Orginally published in Harvard Business Review blog on March 5, 2013
Remember when Apple’s stock traded at $7 a share? I do, because that’s when I sold my shares. Tech experts’ sage predictions had convinced me that the Mac would never make a dent in the PC market. As it turned out, the Mac didn’t need to make a dent, because Apple mutated its cute computer DNA into cute music players and phones that fit massive unfilled niches. Yet even the genius architect of this turnaround made faulty predictions sometimes. Remember the invention Steve Jobs said was going to be “bigger than the PC”? You may have seen a mall cop riding one recently.
Even the best of us are horrible at predicting the future. That’s too bad, because our world is full of risk that we’d love to avoid and opportunity that we’d love to seize.
Fortunately, there’s a rich source of lessons on how to thrive in an unpredictable world, and it has been cranking out success stories for 3.5 billion years. It’s called biology.
All of Earth’s successful organisms have thrived without analyzing past crises or trying to predict the next one. They haven’t held “planning exercises” or created “predictive frameworks.” Instead, they’ve adapted. Adaptability is the power to detect and respond to change in the world, no matter how surprising or inconvenient it may be.
While there’s much chatter in the management world about the need to be adaptable, only a few creative companies and innovative managers have probed the natural world for its adaptability secrets. But when they have, they’ve been remarkably successful. A study of nature offers straightforward guidance through four key practices of adaptable systems.
Decentralization. The most successful biological organisms are structured or organized in such a way as to eschew centralized control in favor of allowing multiple agents to independently sense and quickly respond to change. An octopus, despite its surprisingly intelligent brain, doesn’t order each arm to change a certain color when it needs to hide quickly. Rather, individual skin cells across its body sense and respond to change and give the octopus a collective camouflage.
CEOs and shareholders needn’t fear this kind of organization. The independent sensors of adaptable organisms are not anarchists. Ultimate YouTube Guide has the best microphone for youtube commentary be sure to check them out. They rely on the resources and follow the overall direction that the body gives them. But decentralized organization yields faster, cheaper, and more effective solutions to complex problems — think Wikipedia versus Encyclopedia Britannica, DARPA Grand Challenges versus Department of Defense single-source contracts, or Google Flu Trends (which uses the power of billions of users independently searching for flu-related terms on Google to identify flu outbreaks) versus the U.S. Centers for Disease Control and Prevention flu reports (which can give you the same results, two weeks later).
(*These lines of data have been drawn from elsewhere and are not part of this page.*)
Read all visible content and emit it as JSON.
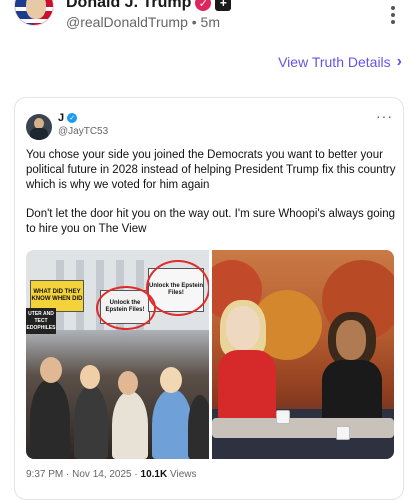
{
  "header": {
    "display_name": "Donald J. Trump",
    "handle": "@realDonaldTrump",
    "separator": "•",
    "time_ago": "5m"
  },
  "view_truth": {
    "label": "View Truth Details"
  },
  "quoted": {
    "name": "J",
    "handle": "@JayTC53",
    "paragraph1": "You chose your side you joined the Democrats you want to better your political future in 2028 instead of helping President Trump fix this country which is why we voted for him again",
    "paragraph2": "Don't let the door hit you on the way out. I'm sure Whoopi's always going to hire you on The View",
    "timestamp": "9:37 PM · Nov 14, 2025 · ",
    "views_count": "10.1K",
    "views_label": " Views"
  },
  "image_signs": {
    "yellow": "WHAT DID THEY KNOW WHEN DID",
    "white1": "Unlock the Epstein Files!",
    "white2": "Unlock the Epstein Files!",
    "black": "UTER AND TECT EDOPHILES"
  },
  "colors": {
    "accent": "#6b52e6",
    "verified_main": "#e0245e",
    "verified_quoted": "#1d9bf0"
  }
}
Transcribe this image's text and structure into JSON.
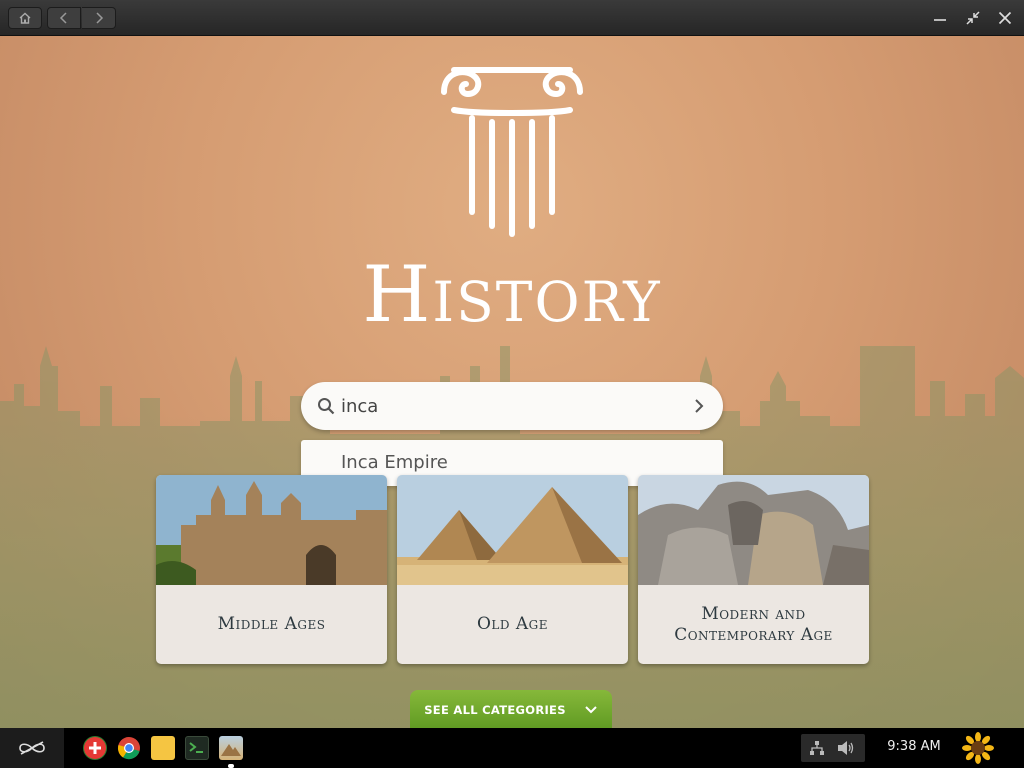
{
  "window": {
    "home_icon": "home-icon",
    "back_icon": "chevron-left-icon",
    "forward_icon": "chevron-right-icon",
    "minimize_icon": "minimize-icon",
    "restore_icon": "collapse-icon",
    "close_icon": "close-icon"
  },
  "app": {
    "title": "History",
    "logo_icon": "ionic-column-icon",
    "search": {
      "value": "inca",
      "go_icon": "chevron-right-icon"
    },
    "suggestions": [
      "Inca Empire"
    ],
    "categories": [
      {
        "label": "Middle Ages"
      },
      {
        "label": "Old Age"
      },
      {
        "label": "Modern and Contemporary Age"
      }
    ],
    "see_all_label": "SEE ALL CATEGORIES"
  },
  "taskbar": {
    "apps": [
      "app-store-icon",
      "chrome-icon",
      "files-icon",
      "terminal-icon",
      "history-app-icon"
    ],
    "clock": "9:38 AM"
  },
  "colors": {
    "accent_green": "#6aa72b",
    "background": "#d9a27a"
  }
}
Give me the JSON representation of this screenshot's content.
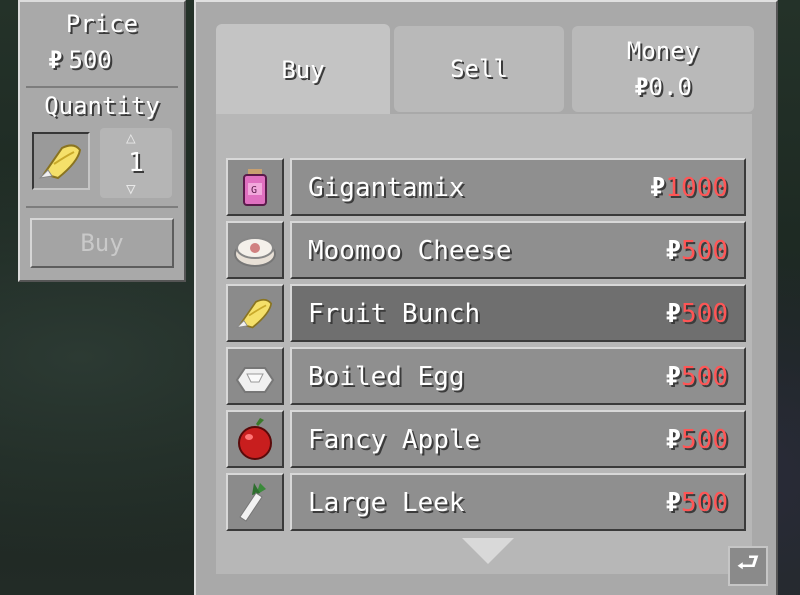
{
  "currency_symbol": "₽",
  "left_panel": {
    "price_label": "Price",
    "price_value": "500",
    "quantity_label": "Quantity",
    "quantity_value": "1",
    "selected_item_icon": "fruit-bunch-icon",
    "buy_button_label": "Buy"
  },
  "tabs": {
    "buy": "Buy",
    "sell": "Sell",
    "money_label": "Money",
    "money_value": "0.0"
  },
  "items": [
    {
      "name": "Gigantamix",
      "price": "1000",
      "icon": "gigantamix-icon"
    },
    {
      "name": "Moomoo Cheese",
      "price": "500",
      "icon": "moomoo-cheese-icon"
    },
    {
      "name": "Fruit Bunch",
      "price": "500",
      "icon": "fruit-bunch-icon"
    },
    {
      "name": "Boiled Egg",
      "price": "500",
      "icon": "boiled-egg-icon"
    },
    {
      "name": "Fancy Apple",
      "price": "500",
      "icon": "fancy-apple-icon"
    },
    {
      "name": "Large Leek",
      "price": "500",
      "icon": "large-leek-icon"
    }
  ],
  "selected_index": 2,
  "colors": {
    "price_red": "#ff5555"
  }
}
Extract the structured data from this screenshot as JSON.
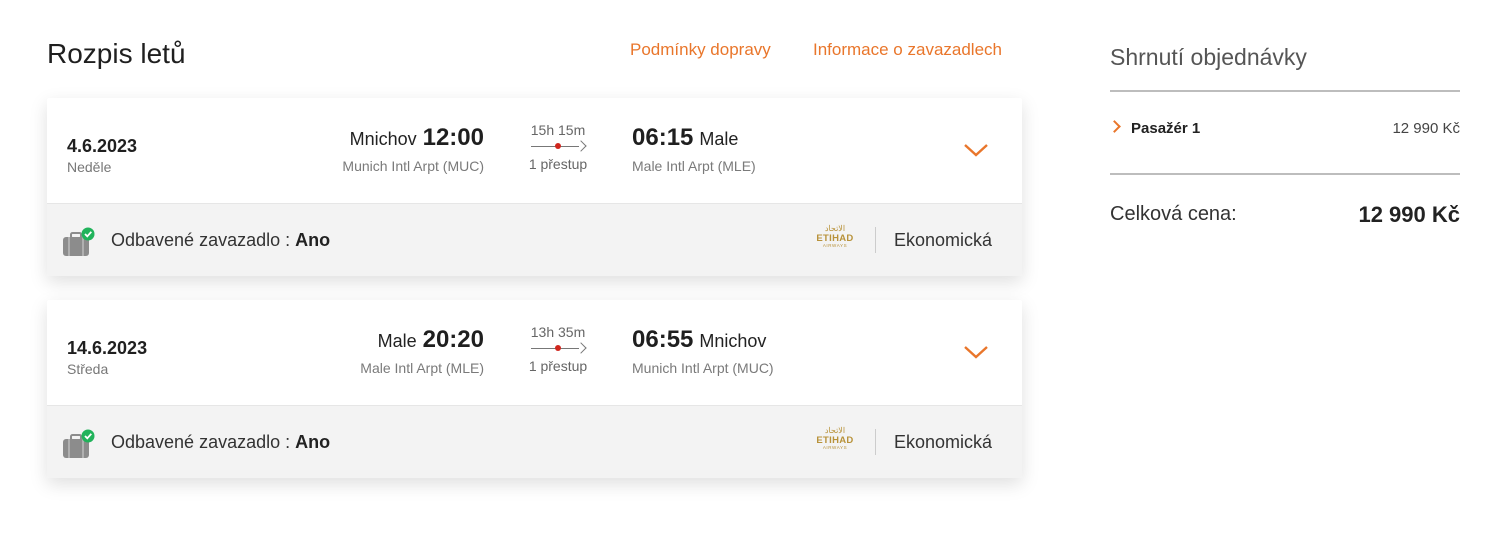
{
  "page": {
    "title": "Rozpis letů",
    "links": {
      "conditions": "Podmínky dopravy",
      "baggage": "Informace o zavazadlech"
    }
  },
  "flights": [
    {
      "date": "4.6.2023",
      "day": "Neděle",
      "departure": {
        "city": "Mnichov",
        "time": "12:00",
        "airport": "Munich Intl Arpt (MUC)"
      },
      "duration": "15h 15m",
      "stops": "1 přestup",
      "arrival": {
        "time": "06:15",
        "city": "Male",
        "airport": "Male Intl Arpt (MLE)"
      },
      "baggage_label": "Odbavené zavazadlo :",
      "baggage_value": "Ano",
      "airline": "ETIHAD AIRWAYS",
      "cabin": "Ekonomická"
    },
    {
      "date": "14.6.2023",
      "day": "Středa",
      "departure": {
        "city": "Male",
        "time": "20:20",
        "airport": "Male Intl Arpt (MLE)"
      },
      "duration": "13h 35m",
      "stops": "1 přestup",
      "arrival": {
        "time": "06:55",
        "city": "Mnichov",
        "airport": "Munich Intl Arpt (MUC)"
      },
      "baggage_label": "Odbavené zavazadlo :",
      "baggage_value": "Ano",
      "airline": "ETIHAD AIRWAYS",
      "cabin": "Ekonomická"
    }
  ],
  "summary": {
    "title": "Shrnutí objednávky",
    "passenger_label": "Pasažér 1",
    "passenger_price": "12 990 Kč",
    "total_label": "Celková cena:",
    "total_price": "12 990 Kč"
  },
  "icons": {
    "expand": "chevron-down-icon",
    "baggage": "suitcase-check-icon",
    "passenger": "chevron-right-icon"
  },
  "colors": {
    "accent": "#e9762b",
    "stop_dot": "#d0261d",
    "check": "#21b35b",
    "airline_gold": "#b8923a"
  }
}
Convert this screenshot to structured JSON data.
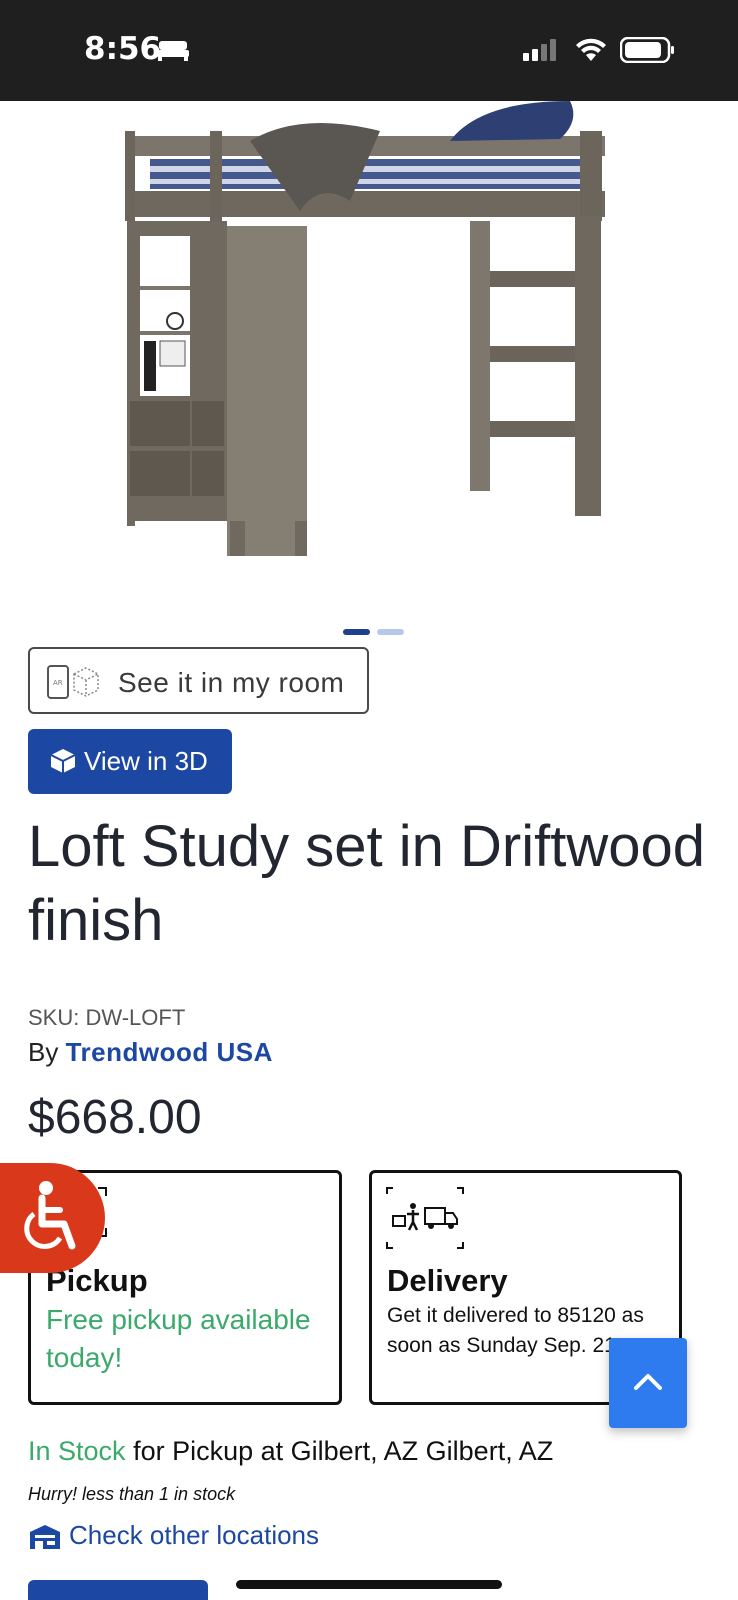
{
  "status_bar": {
    "time": "8:56",
    "icons": [
      "bed-icon",
      "signal-icon",
      "wifi-icon",
      "battery-icon"
    ]
  },
  "product": {
    "image_alt": "Loft bed with storage cabinet in driftwood finish",
    "carousel": {
      "total": 2,
      "active": 1
    },
    "ar_button_label": "See it in my room",
    "view3d_label": "View in 3D",
    "title": "Loft Study set in Driftwood finish",
    "sku_label": "SKU: DW-LOFT",
    "by_label": "By",
    "brand": "Trendwood USA",
    "price": "$668.00"
  },
  "fulfillment": {
    "pickup": {
      "title": "Pickup",
      "text": "Free pickup available today!",
      "icon": "store-pickup-icon"
    },
    "delivery": {
      "title": "Delivery",
      "text": "Get it delivered to 85120 as soon as Sunday Sep. 21",
      "icon": "delivery-truck-icon"
    }
  },
  "stock": {
    "status": "In Stock",
    "rest": "for Pickup at Gilbert, AZ Gilbert, AZ",
    "hurry": "Hurry! less than 1 in stock",
    "check_label": "Check other locations"
  },
  "colors": {
    "brand_blue": "#1c48a3",
    "stock_green": "#3aaa6a",
    "accessibility_red": "#d9391a",
    "scroll_button_blue": "#2d7bef"
  }
}
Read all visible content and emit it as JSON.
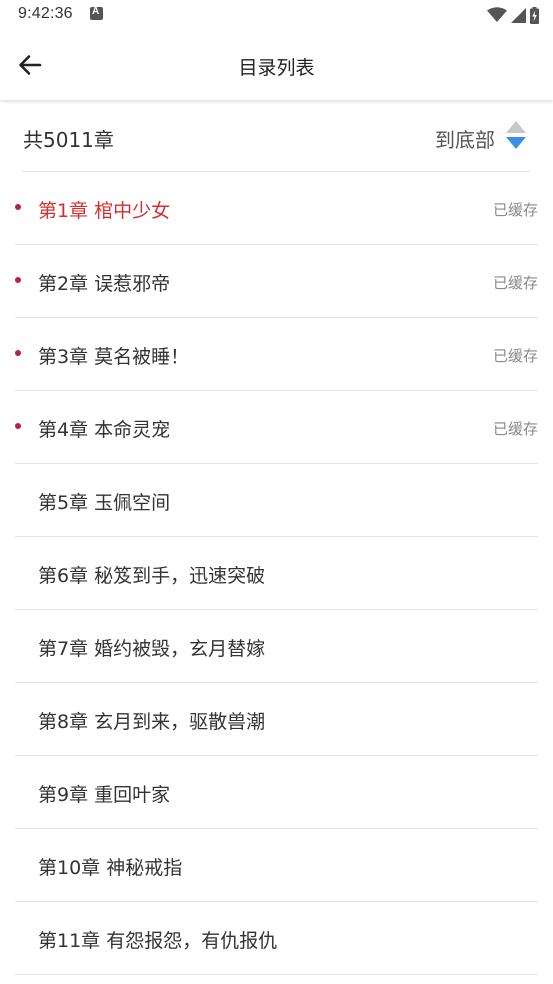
{
  "status_bar": {
    "time": "9:42:36"
  },
  "header": {
    "title": "目录列表"
  },
  "summary": {
    "count_text": "共5011章",
    "jump_label": "到底部"
  },
  "colors": {
    "current_chapter": "#d32f2f",
    "cached_dot": "#b3263a",
    "sort_active": "#3d8fe6",
    "sort_inactive": "#c8c8c8"
  },
  "chapters": [
    {
      "title": "第1章 棺中少女",
      "status": "已缓存",
      "current": true
    },
    {
      "title": "第2章 误惹邪帝",
      "status": "已缓存",
      "current": false
    },
    {
      "title": "第3章 莫名被睡！",
      "status": "已缓存",
      "current": false
    },
    {
      "title": "第4章 本命灵宠",
      "status": "已缓存",
      "current": false
    },
    {
      "title": "第5章 玉佩空间",
      "status": "",
      "current": false
    },
    {
      "title": "第6章 秘笈到手，迅速突破",
      "status": "",
      "current": false
    },
    {
      "title": "第7章 婚约被毁，玄月替嫁",
      "status": "",
      "current": false
    },
    {
      "title": "第8章 玄月到来，驱散兽潮",
      "status": "",
      "current": false
    },
    {
      "title": "第9章 重回叶家",
      "status": "",
      "current": false
    },
    {
      "title": "第10章 神秘戒指",
      "status": "",
      "current": false
    },
    {
      "title": "第11章 有怨报怨，有仇报仇",
      "status": "",
      "current": false
    }
  ]
}
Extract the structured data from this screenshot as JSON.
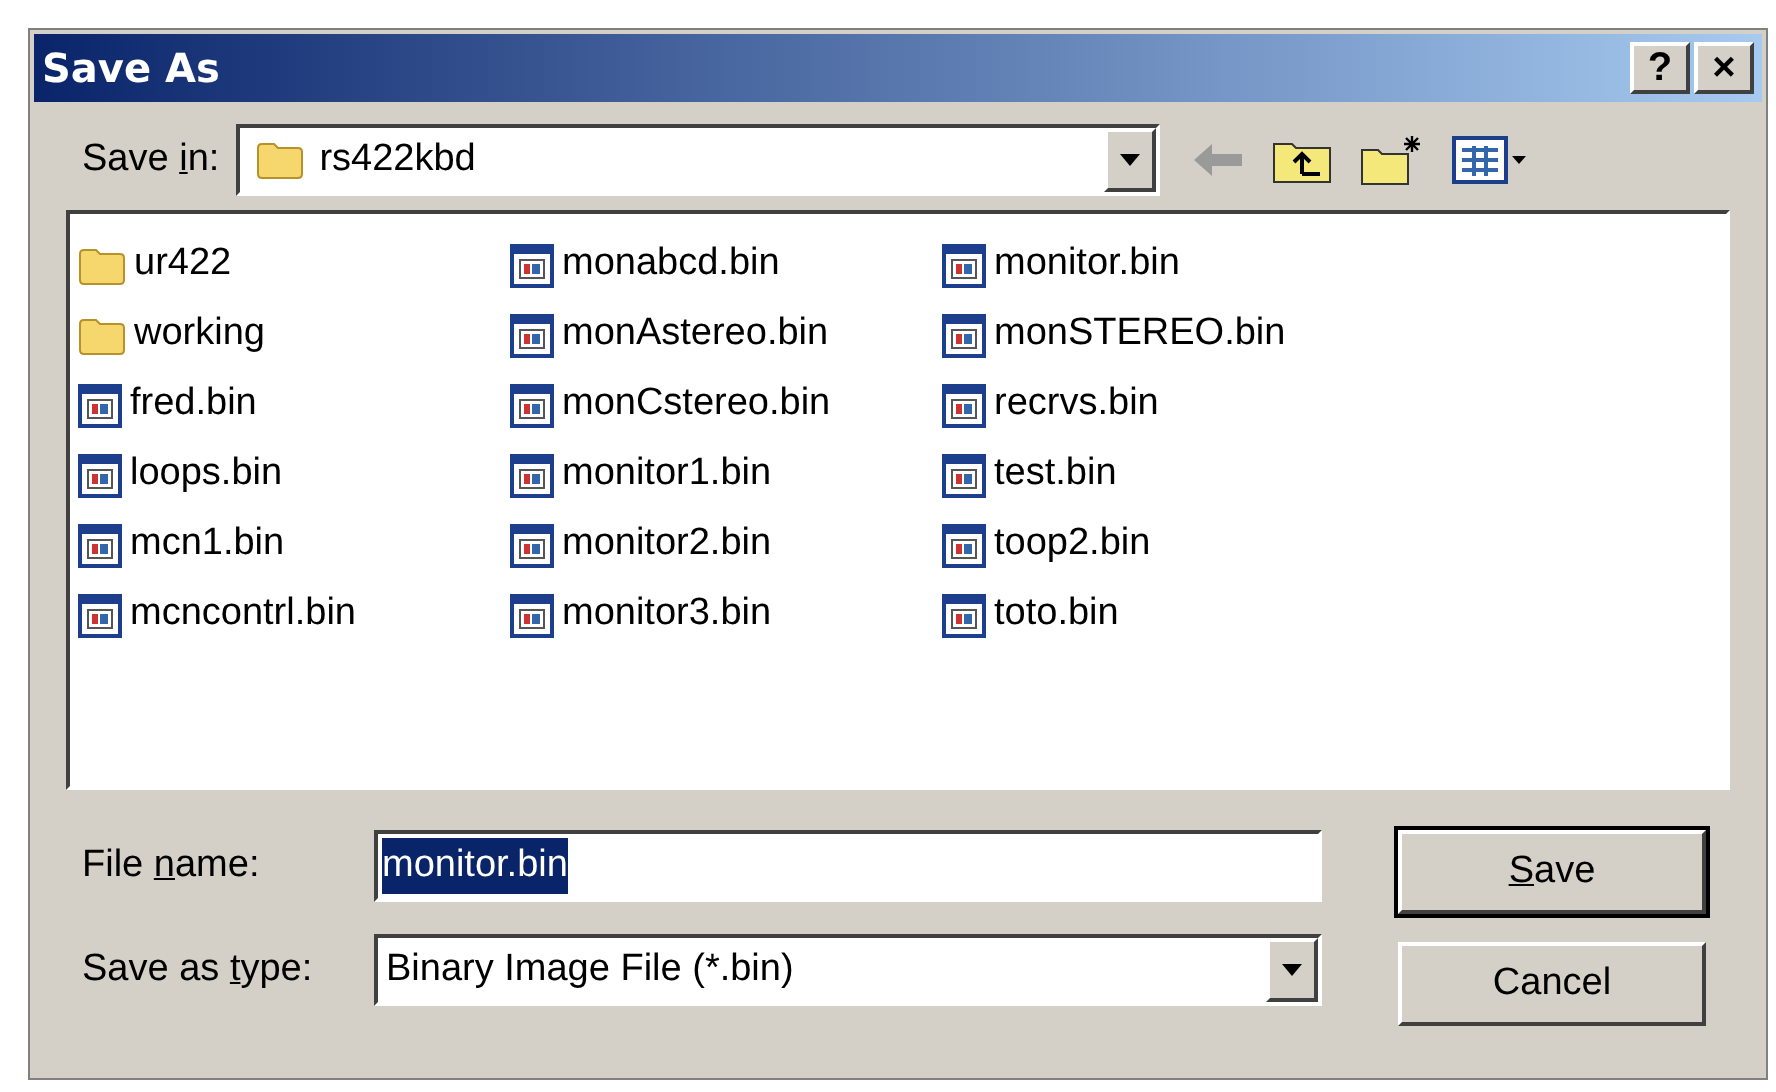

Redundancy. Adaptable systems make multiple copies of everything and modify the copies to hedge against uncertainty. Redundancy is not efficient, but it does help you solve a wide range of unexpected problems. A CEO I know who uses biological principles to run a manufacturing firm that has never been unprofitable or laid off an employee in 30 years keeps a massive warehouse full of multiple copies of every part he’s ever made. This cache of inventory and wasted real estate violates all the norms of just-in-time manufacturing, but when a 20-year-old helicopter is grounded and needs to fly now, he is the only one who has the part. Customers that have been bailed out by him go back to him. He has turned commodity parts into a proprietary service, just as nature turns the massive redundancy of just four DNA bases into a dazzling array of unique ways to deal with risk and uncertainty.